The data Block Start

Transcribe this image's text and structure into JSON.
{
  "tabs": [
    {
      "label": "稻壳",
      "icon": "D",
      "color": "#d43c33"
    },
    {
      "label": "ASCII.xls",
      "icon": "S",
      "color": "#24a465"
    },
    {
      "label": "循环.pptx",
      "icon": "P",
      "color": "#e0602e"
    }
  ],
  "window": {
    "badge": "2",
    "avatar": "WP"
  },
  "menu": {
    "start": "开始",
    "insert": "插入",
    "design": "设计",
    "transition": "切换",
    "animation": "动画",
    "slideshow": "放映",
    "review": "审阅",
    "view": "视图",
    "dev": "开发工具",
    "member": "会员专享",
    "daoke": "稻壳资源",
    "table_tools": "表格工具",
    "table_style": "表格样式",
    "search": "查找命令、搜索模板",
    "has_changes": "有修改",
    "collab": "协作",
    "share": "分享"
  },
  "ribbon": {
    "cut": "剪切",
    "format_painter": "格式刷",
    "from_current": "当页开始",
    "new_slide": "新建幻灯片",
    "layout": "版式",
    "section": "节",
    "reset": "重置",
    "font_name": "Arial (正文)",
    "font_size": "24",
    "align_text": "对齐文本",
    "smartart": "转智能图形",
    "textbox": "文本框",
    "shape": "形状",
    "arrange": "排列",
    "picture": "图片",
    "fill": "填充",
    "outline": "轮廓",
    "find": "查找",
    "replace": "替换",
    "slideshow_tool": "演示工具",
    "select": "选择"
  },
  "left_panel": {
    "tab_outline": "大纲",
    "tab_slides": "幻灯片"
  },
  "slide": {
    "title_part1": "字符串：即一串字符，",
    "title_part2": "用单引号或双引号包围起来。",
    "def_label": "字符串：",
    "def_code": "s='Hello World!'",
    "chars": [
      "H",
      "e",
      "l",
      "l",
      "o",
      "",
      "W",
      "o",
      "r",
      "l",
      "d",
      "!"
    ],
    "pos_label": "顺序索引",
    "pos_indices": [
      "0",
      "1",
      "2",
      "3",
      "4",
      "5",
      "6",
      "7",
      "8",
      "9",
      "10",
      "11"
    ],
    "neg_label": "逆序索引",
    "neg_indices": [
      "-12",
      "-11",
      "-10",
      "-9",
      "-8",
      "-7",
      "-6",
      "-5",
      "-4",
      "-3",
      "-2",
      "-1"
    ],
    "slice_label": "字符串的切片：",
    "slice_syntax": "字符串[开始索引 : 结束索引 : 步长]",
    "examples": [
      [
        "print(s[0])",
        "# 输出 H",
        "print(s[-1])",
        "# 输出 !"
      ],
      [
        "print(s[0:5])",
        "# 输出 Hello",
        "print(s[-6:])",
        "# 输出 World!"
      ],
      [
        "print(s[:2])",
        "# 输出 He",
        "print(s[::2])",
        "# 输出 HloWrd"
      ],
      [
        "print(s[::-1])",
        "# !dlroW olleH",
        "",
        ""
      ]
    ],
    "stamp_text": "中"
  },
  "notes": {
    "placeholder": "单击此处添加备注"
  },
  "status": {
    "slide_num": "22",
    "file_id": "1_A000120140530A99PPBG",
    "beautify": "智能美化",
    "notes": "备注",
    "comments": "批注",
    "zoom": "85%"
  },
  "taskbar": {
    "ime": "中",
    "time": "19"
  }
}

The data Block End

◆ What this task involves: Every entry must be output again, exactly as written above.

◆ Expected answer:
Transcribe this image's text and structure into JSON.
{
  "tabs": [
    {
      "label": "稻壳",
      "icon": "D",
      "color": "#d43c33"
    },
    {
      "label": "ASCII.xls",
      "icon": "S",
      "color": "#24a465"
    },
    {
      "label": "循环.pptx",
      "icon": "P",
      "color": "#e0602e"
    }
  ],
  "window": {
    "badge": "2",
    "avatar": "WP"
  },
  "menu": {
    "start": "开始",
    "insert": "插入",
    "design": "设计",
    "transition": "切换",
    "animation": "动画",
    "slideshow": "放映",
    "review": "审阅",
    "view": "视图",
    "dev": "开发工具",
    "member": "会员专享",
    "daoke": "稻壳资源",
    "table_tools": "表格工具",
    "table_style": "表格样式",
    "search": "查找命令、搜索模板",
    "has_changes": "有修改",
    "collab": "协作",
    "share": "分享"
  },
  "ribbon": {
    "cut": "剪切",
    "format_painter": "格式刷",
    "from_current": "当页开始",
    "new_slide": "新建幻灯片",
    "layout": "版式",
    "section": "节",
    "reset": "重置",
    "font_name": "Arial (正文)",
    "font_size": "24",
    "align_text": "对齐文本",
    "smartart": "转智能图形",
    "textbox": "文本框",
    "shape": "形状",
    "arrange": "排列",
    "picture": "图片",
    "fill": "填充",
    "outline": "轮廓",
    "find": "查找",
    "replace": "替换",
    "slideshow_tool": "演示工具",
    "select": "选择"
  },
  "left_panel": {
    "tab_outline": "大纲",
    "tab_slides": "幻灯片"
  },
  "slide": {
    "title_part1": "字符串：即一串字符，",
    "title_part2": "用单引号或双引号包围起来。",
    "def_label": "字符串：",
    "def_code": "s='Hello World!'",
    "chars": [
      "H",
      "e",
      "l",
      "l",
      "o",
      "",
      "W",
      "o",
      "r",
      "l",
      "d",
      "!"
    ],
    "pos_label": "顺序索引",
    "pos_indices": [
      "0",
      "1",
      "2",
      "3",
      "4",
      "5",
      "6",
      "7",
      "8",
      "9",
      "10",
      "11"
    ],
    "neg_label": "逆序索引",
    "neg_indices": [
      "-12",
      "-11",
      "-10",
      "-9",
      "-8",
      "-7",
      "-6",
      "-5",
      "-4",
      "-3",
      "-2",
      "-1"
    ],
    "slice_label": "字符串的切片：",
    "slice_syntax": "字符串[开始索引 : 结束索引 : 步长]",
    "examples": [
      [
        "print(s[0])",
        "# 输出 H",
        "print(s[-1])",
        "# 输出 !"
      ],
      [
        "print(s[0:5])",
        "# 输出 Hello",
        "print(s[-6:])",
        "# 输出 World!"
      ],
      [
        "print(s[:2])",
        "# 输出 He",
        "print(s[::2])",
        "# 输出 HloWrd"
      ],
      [
        "print(s[::-1])",
        "# !dlroW olleH",
        "",
        ""
      ]
    ],
    "stamp_text": "中"
  },
  "notes": {
    "placeholder": "单击此处添加备注"
  },
  "status": {
    "slide_num": "22",
    "file_id": "1_A000120140530A99PPBG",
    "beautify": "智能美化",
    "notes": "备注",
    "comments": "批注",
    "zoom": "85%"
  },
  "taskbar": {
    "ime": "中",
    "time": "19"
  }
}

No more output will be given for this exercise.